In the leaked call between President Trump and Mexican President Enrique Peña Nieto, he made it clear that he was coaxed into the negotiations and was by no means convinced of their utility.

For most economists and trade analysts, this lax approach toward scrapping NAFTA appears to verge on the irrational. Most agree that the agreement could use an update, but this language is almost always wrapped in a recounting of NAFTA’s virtues: the rising U.S. exports, lower prices for consumers, and the 14 million jobs that it underpins across the United States. Industry executives will also echo this sentiment, with their supply chains weaving back and forth across the continent. At first glance then, it could feel remarkable that a president would review those same graphs, skim those same articles, and still feel no qualms about withdrawing.

Except it’s rational – sort of.

Ultimately, it comes down to what Trump is choosing to maximize: short-term politics or the longer-term health of the economy. And with each threat of withdrawal or deliberate destabilization, it’s becoming clear that Trump’s priority lands squarely on the political side. Attacking NAFTA during negotiations is clearly about short-term politics, fanning the flames of a subset of the population that views trade with Mexico not as a set of neat charts of imports and exports, but as intertwined with vaguer concepts of globalization, immigration, and fairness.

It’s not that Americans dislike trade; in fact, most believe it’s a good thing for the country, including more than six out of 10 Trump supporters. But each day it’s becoming more clear that the issue is not always trade itself, but also with whom we trade. For many, Mexico is the villain.

For decades, cheap political points have been scored by accusing Mexico of ripping off U.S. workers and stealing their jobs, and images abound of Mexicans getting rich off Americans’ empty factories. It is in this context, where feelings of unfairness and anger loom larger than statistics and models – no matter how accurate or inaccurate – that bilateral trade becomes decoupled from economic reality. This makes economic policy depend more on its political reception than on the substantive, a confusing balancing game for negotiators and the economic partners of the U.S.

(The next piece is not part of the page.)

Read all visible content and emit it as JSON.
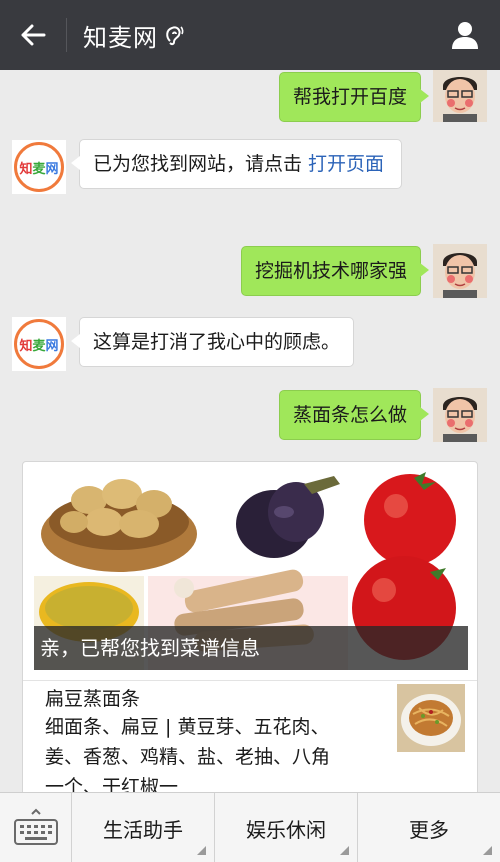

All this is to say that we have two divergent objectives playing out simultaneously. Trump is maximizing short-term politics while NAFTA negotiators are working away – or engaging in tense stalemates – ostensibly to improve the technical side of the agreement, thus improving upon the region’s competitiveness and ability to create jobs and prosperity. In the tug of two divergent poles, the U.S. is running the risk of completely pulling apart NAFTA and the economic system that it has fostered, and in the process, endangering our ability to lead economically, in the hemisphere and around the world.

With the negotiations stalling, it’s time to be honest with ourselves that this is not just a problem of finding a compromise. This is a story about an administration that sees no political benefit in negotiating NAFTA in good faith, and doesn’t value economic reality.

As the president might tweet: “So sad. So pathetic.”

Antonio Garza is with the law firm of White & Case in Mexico City. Garza is a South Texas native who served as the U.S. Ambassador to Mexico from 2002-2009. He is a past chairman of the Texas Railroad...